• Input data:
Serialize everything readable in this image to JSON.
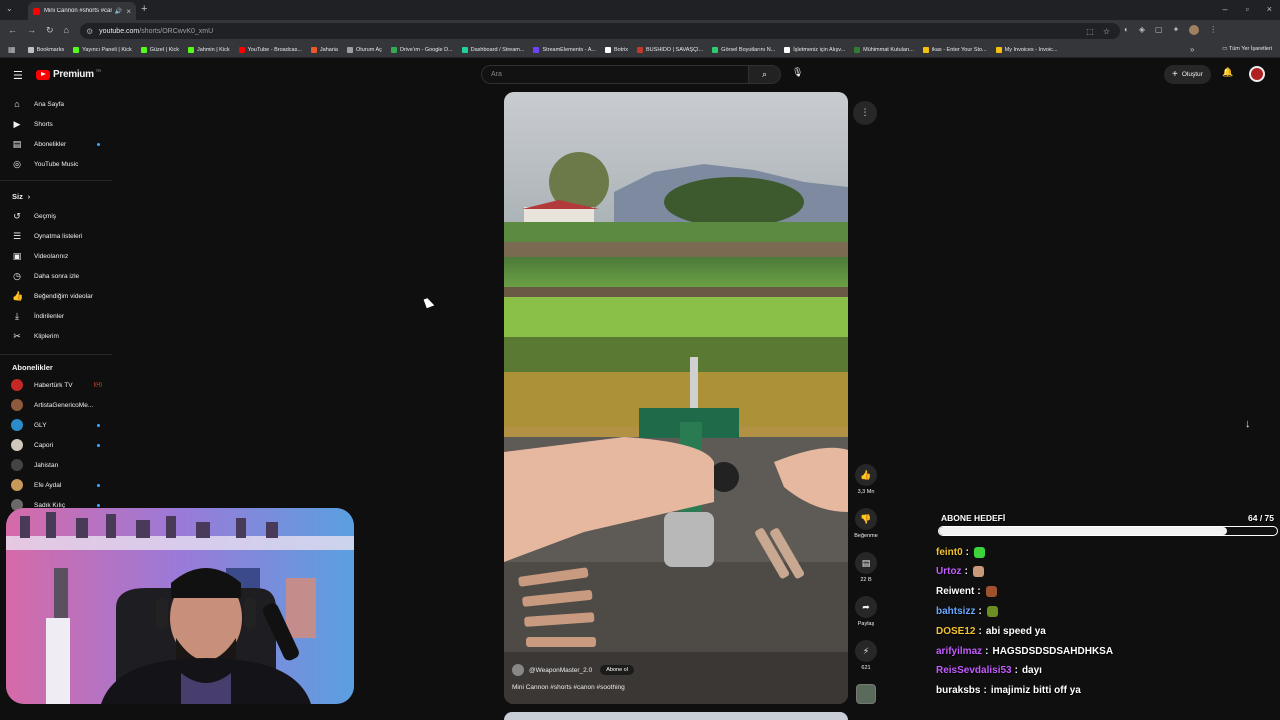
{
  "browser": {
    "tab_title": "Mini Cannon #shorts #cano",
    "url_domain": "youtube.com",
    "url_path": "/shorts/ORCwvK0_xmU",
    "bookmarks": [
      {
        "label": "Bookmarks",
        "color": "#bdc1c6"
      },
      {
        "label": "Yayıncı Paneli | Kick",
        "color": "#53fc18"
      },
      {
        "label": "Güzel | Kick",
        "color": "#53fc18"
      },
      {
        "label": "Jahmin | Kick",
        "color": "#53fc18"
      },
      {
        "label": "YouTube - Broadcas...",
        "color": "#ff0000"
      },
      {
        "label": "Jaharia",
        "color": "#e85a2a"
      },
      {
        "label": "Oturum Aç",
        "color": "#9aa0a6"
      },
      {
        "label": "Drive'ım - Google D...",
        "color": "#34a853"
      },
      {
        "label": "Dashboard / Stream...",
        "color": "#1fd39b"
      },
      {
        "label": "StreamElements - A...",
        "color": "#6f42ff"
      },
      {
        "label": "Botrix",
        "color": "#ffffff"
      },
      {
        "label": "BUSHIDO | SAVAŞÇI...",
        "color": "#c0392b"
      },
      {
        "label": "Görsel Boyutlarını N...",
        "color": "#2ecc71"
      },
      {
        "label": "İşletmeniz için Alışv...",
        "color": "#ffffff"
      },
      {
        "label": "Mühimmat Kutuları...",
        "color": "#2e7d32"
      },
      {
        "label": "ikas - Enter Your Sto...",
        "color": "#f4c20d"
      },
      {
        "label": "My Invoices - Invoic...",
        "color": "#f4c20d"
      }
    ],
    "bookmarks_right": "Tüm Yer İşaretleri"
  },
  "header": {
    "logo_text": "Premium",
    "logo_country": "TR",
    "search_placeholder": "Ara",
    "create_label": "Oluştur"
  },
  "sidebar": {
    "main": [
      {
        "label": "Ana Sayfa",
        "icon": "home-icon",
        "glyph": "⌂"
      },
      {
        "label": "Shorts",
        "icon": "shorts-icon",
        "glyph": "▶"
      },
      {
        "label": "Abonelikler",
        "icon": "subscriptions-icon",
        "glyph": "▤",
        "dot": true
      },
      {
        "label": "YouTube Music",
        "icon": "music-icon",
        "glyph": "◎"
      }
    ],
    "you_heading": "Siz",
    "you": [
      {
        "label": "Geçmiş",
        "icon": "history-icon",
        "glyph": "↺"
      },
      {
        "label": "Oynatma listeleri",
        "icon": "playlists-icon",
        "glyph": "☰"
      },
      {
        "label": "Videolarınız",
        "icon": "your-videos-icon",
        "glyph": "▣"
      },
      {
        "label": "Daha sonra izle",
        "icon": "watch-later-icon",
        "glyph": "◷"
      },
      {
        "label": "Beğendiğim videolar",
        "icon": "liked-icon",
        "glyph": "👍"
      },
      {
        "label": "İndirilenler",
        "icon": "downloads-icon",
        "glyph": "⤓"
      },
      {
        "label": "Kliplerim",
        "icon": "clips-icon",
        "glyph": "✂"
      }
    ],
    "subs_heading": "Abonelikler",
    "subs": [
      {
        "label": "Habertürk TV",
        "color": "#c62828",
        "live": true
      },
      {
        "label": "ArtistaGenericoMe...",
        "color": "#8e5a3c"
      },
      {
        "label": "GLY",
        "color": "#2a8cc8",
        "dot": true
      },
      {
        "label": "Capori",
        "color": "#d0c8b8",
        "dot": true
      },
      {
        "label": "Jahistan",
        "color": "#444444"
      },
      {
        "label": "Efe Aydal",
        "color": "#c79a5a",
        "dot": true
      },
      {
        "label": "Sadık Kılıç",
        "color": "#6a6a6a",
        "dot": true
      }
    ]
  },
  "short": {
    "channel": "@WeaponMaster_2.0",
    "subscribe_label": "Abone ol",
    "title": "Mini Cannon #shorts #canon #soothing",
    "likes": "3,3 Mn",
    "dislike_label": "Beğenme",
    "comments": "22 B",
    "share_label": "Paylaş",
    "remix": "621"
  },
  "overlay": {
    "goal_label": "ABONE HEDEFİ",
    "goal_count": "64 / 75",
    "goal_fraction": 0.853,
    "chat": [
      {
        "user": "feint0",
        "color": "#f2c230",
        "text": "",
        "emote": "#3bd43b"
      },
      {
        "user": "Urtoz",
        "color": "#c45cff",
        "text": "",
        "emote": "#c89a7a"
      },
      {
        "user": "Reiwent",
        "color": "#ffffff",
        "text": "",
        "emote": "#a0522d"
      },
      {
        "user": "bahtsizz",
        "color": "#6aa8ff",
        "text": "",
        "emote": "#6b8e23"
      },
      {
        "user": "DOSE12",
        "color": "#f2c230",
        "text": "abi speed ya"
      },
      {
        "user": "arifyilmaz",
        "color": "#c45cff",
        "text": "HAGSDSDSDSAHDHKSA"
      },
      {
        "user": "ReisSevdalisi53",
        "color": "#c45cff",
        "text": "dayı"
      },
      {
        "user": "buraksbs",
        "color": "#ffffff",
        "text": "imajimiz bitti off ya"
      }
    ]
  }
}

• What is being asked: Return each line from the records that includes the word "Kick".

• Task result:
        "label": "Yayıncı Paneli | Kick",
        "label": "Güzel | Kick",
        "label": "Jahmin | Kick",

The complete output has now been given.